What I'm implying is that you are always free to isolate a certain set of facts and just declare them "unknowable," but that there is no good basis for doing so. Creationists who say evolution is just a theory do this with what happened before we were born, and you're doing it with your own subjectivity. For example, take the age old problem of how do you know that anyone but yourself is actually conscious? Everyone else could be robots without subjectivity, and this is perfectly plausible if you isolate consciousness from the rest of knowledge and declare it all a mystery. But as soon as you allow some inferences and start stitching together the various apparent facts about what subjectivity is and does and how it fits with the physical world (and you immediately notice that brains are absolutely critical), we can make progress and say that we KNOW other people are conscious just like us, because they are put together like us and do the same things as us.

Sat, 05 Mar 2011 14:19:01 UTC | #599004

bendigeidfran's Avatar Comment 26 by bendigeidfran

Cope with it when you're dead. Shouldn't be too much effort.

Sat, 05 Mar 2011 14:24:07 UTC | #599005

bendigeidfran's Avatar Comment 27 by bendigeidfran

If however you're planning on being alive when you're dead, the worry becomes more serious.

Sat, 05 Mar 2011 15:01:22 UTC | #599020

InYourFaceNewYorker's Avatar Comment 28 by InYourFaceNewYorker

Funny how there's the second death thread this week, the other which I started...

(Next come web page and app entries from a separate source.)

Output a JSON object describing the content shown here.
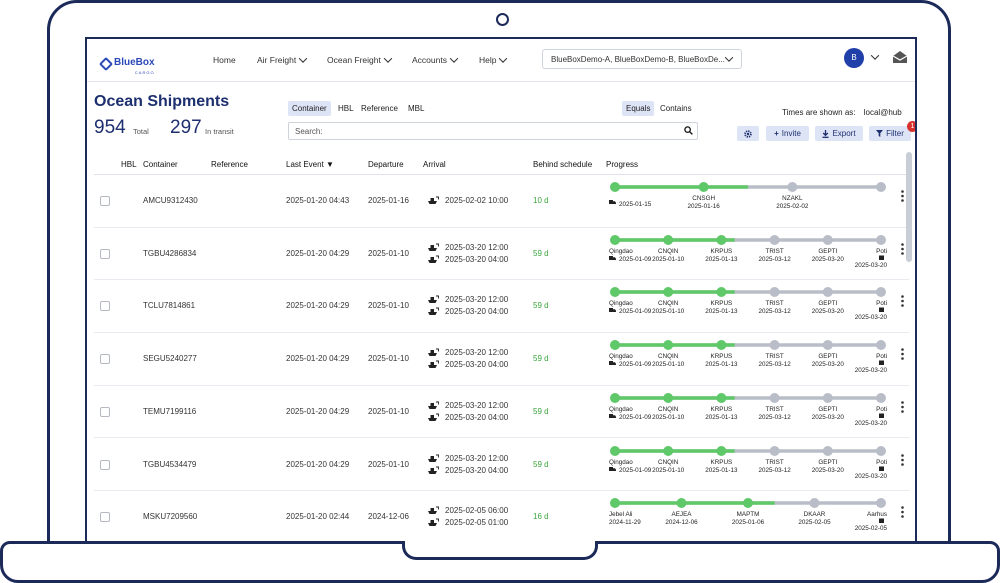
{
  "brand": {
    "name": "BlueBox",
    "sub": "CARGO"
  },
  "nav": [
    {
      "label": "Home",
      "has_menu": false
    },
    {
      "label": "Air Freight",
      "has_menu": true
    },
    {
      "label": "Ocean Freight",
      "has_menu": true
    },
    {
      "label": "Accounts",
      "has_menu": true
    },
    {
      "label": "Help",
      "has_menu": true
    }
  ],
  "tenant_selector": {
    "value": "BlueBoxDemo-A, BlueBoxDemo-B, BlueBoxDe..."
  },
  "user": {
    "initial": "B"
  },
  "page": {
    "title": "Ocean Shipments",
    "total_count": "954",
    "total_label": "Total",
    "transit_count": "297",
    "transit_label": "In transit"
  },
  "search_modes": {
    "types": [
      "Container",
      "HBL",
      "Reference",
      "MBL"
    ],
    "active_type": "Container",
    "match": [
      "Equals",
      "Contains"
    ],
    "active_match": "Equals",
    "search_placeholder": "Search:"
  },
  "timezone": {
    "label": "Times are shown as:",
    "value": "local@hub"
  },
  "toolbar": {
    "settings_icon": "gear-icon",
    "invite_label": "Invite",
    "export_label": "Export",
    "filter_label": "Filter",
    "filter_badge": "1"
  },
  "colors": {
    "brand": "#2b48b8",
    "navy": "#1d2f6f",
    "progress_done": "#5fc868",
    "progress_todo": "#b8bdc7",
    "late": "#39a43a",
    "badge": "#d8322f"
  },
  "columns": [
    "HBL",
    "Container",
    "Reference",
    "Last Event ▼",
    "Departure",
    "Arrival",
    "Behind schedule",
    "Progress"
  ],
  "rows": [
    {
      "container": "AMCU9312430",
      "reference": "",
      "last_event": "2025-01-20 04:43",
      "departure": "2025-01-16",
      "arrival": [
        "2025-02-02 10:00"
      ],
      "behind": "10  d",
      "progress": {
        "stops": [
          {
            "code": "",
            "date": "2025-01-15",
            "icon": "truck"
          },
          {
            "code": "CNSGH",
            "date": "2025-01-16"
          },
          {
            "code": "NZAKL",
            "date": "2025-02-02"
          },
          {
            "code": "",
            "date": ""
          }
        ],
        "done": 0.5
      }
    },
    {
      "container": "TGBU4286834",
      "reference": "",
      "last_event": "2025-01-20 04:29",
      "departure": "2025-01-10",
      "arrival": [
        "2025-03-20 12:00",
        "2025-03-20 04:00"
      ],
      "behind": "59  d",
      "progress": {
        "stops": [
          {
            "code": "Qingdao",
            "date": "2025-01-09",
            "icon": "truck"
          },
          {
            "code": "CNQIN",
            "date": "2025-01-10"
          },
          {
            "code": "KRPUS",
            "date": "2025-01-13"
          },
          {
            "code": "TRIST",
            "date": "2025-03-12"
          },
          {
            "code": "GEPTI",
            "date": "2025-03-20"
          },
          {
            "code": "Poti",
            "date": "2025-03-20",
            "icon": "box"
          }
        ],
        "done": 0.45
      }
    },
    {
      "container": "TCLU7814861",
      "reference": "",
      "last_event": "2025-01-20 04:29",
      "departure": "2025-01-10",
      "arrival": [
        "2025-03-20 12:00",
        "2025-03-20 04:00"
      ],
      "behind": "59  d",
      "progress": {
        "stops": [
          {
            "code": "Qingdao",
            "date": "2025-01-09",
            "icon": "truck"
          },
          {
            "code": "CNQIN",
            "date": "2025-01-10"
          },
          {
            "code": "KRPUS",
            "date": "2025-01-13"
          },
          {
            "code": "TRIST",
            "date": "2025-03-12"
          },
          {
            "code": "GEPTI",
            "date": "2025-03-20"
          },
          {
            "code": "Poti",
            "date": "2025-03-20",
            "icon": "box"
          }
        ],
        "done": 0.45
      }
    },
    {
      "container": "SEGU5240277",
      "reference": "",
      "last_event": "2025-01-20 04:29",
      "departure": "2025-01-10",
      "arrival": [
        "2025-03-20 12:00",
        "2025-03-20 04:00"
      ],
      "behind": "59  d",
      "progress": {
        "stops": [
          {
            "code": "Qingdao",
            "date": "2025-01-09",
            "icon": "truck"
          },
          {
            "code": "CNQIN",
            "date": "2025-01-10"
          },
          {
            "code": "KRPUS",
            "date": "2025-01-13"
          },
          {
            "code": "TRIST",
            "date": "2025-03-12"
          },
          {
            "code": "GEPTI",
            "date": "2025-03-20"
          },
          {
            "code": "Poti",
            "date": "2025-03-20",
            "icon": "box"
          }
        ],
        "done": 0.45
      }
    },
    {
      "container": "TEMU7199116",
      "reference": "",
      "last_event": "2025-01-20 04:29",
      "departure": "2025-01-10",
      "arrival": [
        "2025-03-20 12:00",
        "2025-03-20 04:00"
      ],
      "behind": "59  d",
      "progress": {
        "stops": [
          {
            "code": "Qingdao",
            "date": "2025-01-09",
            "icon": "truck"
          },
          {
            "code": "CNQIN",
            "date": "2025-01-10"
          },
          {
            "code": "KRPUS",
            "date": "2025-01-13"
          },
          {
            "code": "TRIST",
            "date": "2025-03-12"
          },
          {
            "code": "GEPTI",
            "date": "2025-03-20"
          },
          {
            "code": "Poti",
            "date": "2025-03-20",
            "icon": "box"
          }
        ],
        "done": 0.45
      }
    },
    {
      "container": "TGBU4534479",
      "reference": "",
      "last_event": "2025-01-20 04:29",
      "departure": "2025-01-10",
      "arrival": [
        "2025-03-20 12:00",
        "2025-03-20 04:00"
      ],
      "behind": "59  d",
      "progress": {
        "stops": [
          {
            "code": "Qingdao",
            "date": "2025-01-09",
            "icon": "truck"
          },
          {
            "code": "CNQIN",
            "date": "2025-01-10"
          },
          {
            "code": "KRPUS",
            "date": "2025-01-13"
          },
          {
            "code": "TRIST",
            "date": "2025-03-12"
          },
          {
            "code": "GEPTI",
            "date": "2025-03-20"
          },
          {
            "code": "Poti",
            "date": "2025-03-20",
            "icon": "box"
          }
        ],
        "done": 0.45
      }
    },
    {
      "container": "MSKU7209560",
      "reference": "",
      "last_event": "2025-01-20 02:44",
      "departure": "2024-12-06",
      "arrival": [
        "2025-02-05 06:00",
        "2025-02-05 01:00"
      ],
      "behind": "16  d",
      "progress": {
        "stops": [
          {
            "code": "Jebel Ali",
            "date": "2024-11-29"
          },
          {
            "code": "AEJEA",
            "date": "2024-12-06"
          },
          {
            "code": "MAPTM",
            "date": "2025-01-06"
          },
          {
            "code": "DKAAR",
            "date": "2025-02-05"
          },
          {
            "code": "Aarhus",
            "date": "2025-02-05",
            "icon": "box"
          }
        ],
        "done": 0.6
      }
    }
  ]
}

I've never had anybody super close to me die, though last week I found out that a friend from my 1997 Israel trip (no, not that God awful Birthright Israel) fell off a waterfall cascade while on a hike and died. Even though the last time I saw her was in 2007, and the time before that in 1997, and we hadn't really kept in touch much, I did feel a sense of loss... even if not the same as her close family and friends. And yes, I did cry. But then I thought about Richard's, "We're going to die and that makes us the lucky ones..." quote. Did it magically make me feel better? No, of course not. But it was consoling: At least my friend LIVED.

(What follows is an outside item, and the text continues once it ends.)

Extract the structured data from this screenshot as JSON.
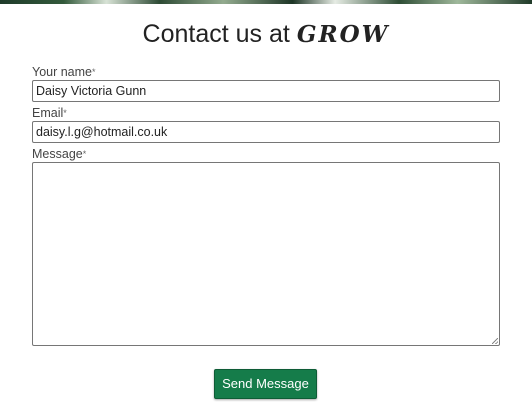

And when it comes to thinking about death, look at it this way: We all hope to live to a ripe old age. I hope so too. My DNA test predicted that I have a good chance to living to 100 (my dad's side of the family lives well into their 90s), but I also realize that I could get hit by a bus while crossing the street tomorrow. Another thing I found out is that I have "moderately increased odds" of getting a brain aneurism, which is disconcerting because my mother had a brain hemorrhage in 1997 (she lived and made a full recovery). But again, I could also get hit by a bus. Or a car. Or fall off a cliff, as in the case of my friend.

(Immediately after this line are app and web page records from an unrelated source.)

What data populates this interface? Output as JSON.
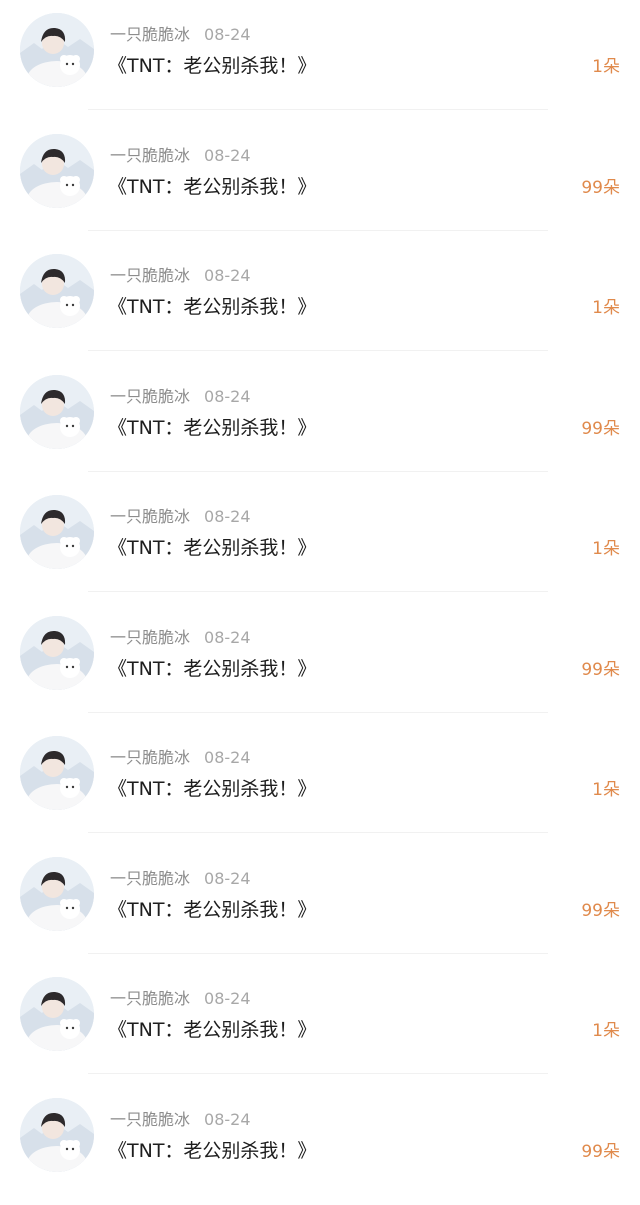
{
  "gift_list": {
    "avatar_icon": "user-avatar-photo",
    "accent_color": "#e08a4c",
    "items": [
      {
        "nickname": "一只脆脆冰",
        "date": "08-24",
        "title": "《TNT：老公别杀我！》",
        "gift": "1朵"
      },
      {
        "nickname": "一只脆脆冰",
        "date": "08-24",
        "title": "《TNT：老公别杀我！》",
        "gift": "99朵"
      },
      {
        "nickname": "一只脆脆冰",
        "date": "08-24",
        "title": "《TNT：老公别杀我！》",
        "gift": "1朵"
      },
      {
        "nickname": "一只脆脆冰",
        "date": "08-24",
        "title": "《TNT：老公别杀我！》",
        "gift": "99朵"
      },
      {
        "nickname": "一只脆脆冰",
        "date": "08-24",
        "title": "《TNT：老公别杀我！》",
        "gift": "1朵"
      },
      {
        "nickname": "一只脆脆冰",
        "date": "08-24",
        "title": "《TNT：老公别杀我！》",
        "gift": "99朵"
      },
      {
        "nickname": "一只脆脆冰",
        "date": "08-24",
        "title": "《TNT：老公别杀我！》",
        "gift": "1朵"
      },
      {
        "nickname": "一只脆脆冰",
        "date": "08-24",
        "title": "《TNT：老公别杀我！》",
        "gift": "99朵"
      },
      {
        "nickname": "一只脆脆冰",
        "date": "08-24",
        "title": "《TNT：老公别杀我！》",
        "gift": "1朵"
      },
      {
        "nickname": "一只脆脆冰",
        "date": "08-24",
        "title": "《TNT：老公别杀我！》",
        "gift": "99朵"
      }
    ]
  }
}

Death is never easy to accept, but looking at it from a different angle, "Most people aren't going to die because they aren't going to be born" helps. At least I had the chance to live, and I'm going to make the best of every day I have.

I guess what's hard for me about death is thinking about how a person who was conscious one minute can be NOTHING the next. We can think about our deaths, but a dead person doesn't realize they're dead. Just weird to think about and wrap my head around.

Julie

Sat, 05 Mar 2011 16:13:02 UTC | #599040

InYourFaceNewYorker's Avatar Comment 29 by InYourFaceNewYorker

Oh, and now I am jealous of Steve Zara! ;)

Sat, 05 Mar 2011 16:19:14 UTC | #599041

bendigeidfran's Avatar Comment 30 by bendigeidfran

Better late than ever.

Sat, 05 Mar 2011 16:33:34 UTC | #599043